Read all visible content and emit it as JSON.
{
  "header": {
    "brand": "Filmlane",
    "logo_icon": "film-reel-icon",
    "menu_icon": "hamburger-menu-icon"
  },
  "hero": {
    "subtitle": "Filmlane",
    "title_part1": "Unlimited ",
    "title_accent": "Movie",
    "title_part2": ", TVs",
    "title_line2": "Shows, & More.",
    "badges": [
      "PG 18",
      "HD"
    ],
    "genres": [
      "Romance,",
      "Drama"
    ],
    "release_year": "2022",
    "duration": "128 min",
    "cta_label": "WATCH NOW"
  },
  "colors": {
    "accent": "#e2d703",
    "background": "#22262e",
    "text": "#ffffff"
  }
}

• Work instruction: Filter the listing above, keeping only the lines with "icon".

• Solution below:
    "logo_icon": "film-reel-icon",
    "menu_icon": "hamburger-menu-icon"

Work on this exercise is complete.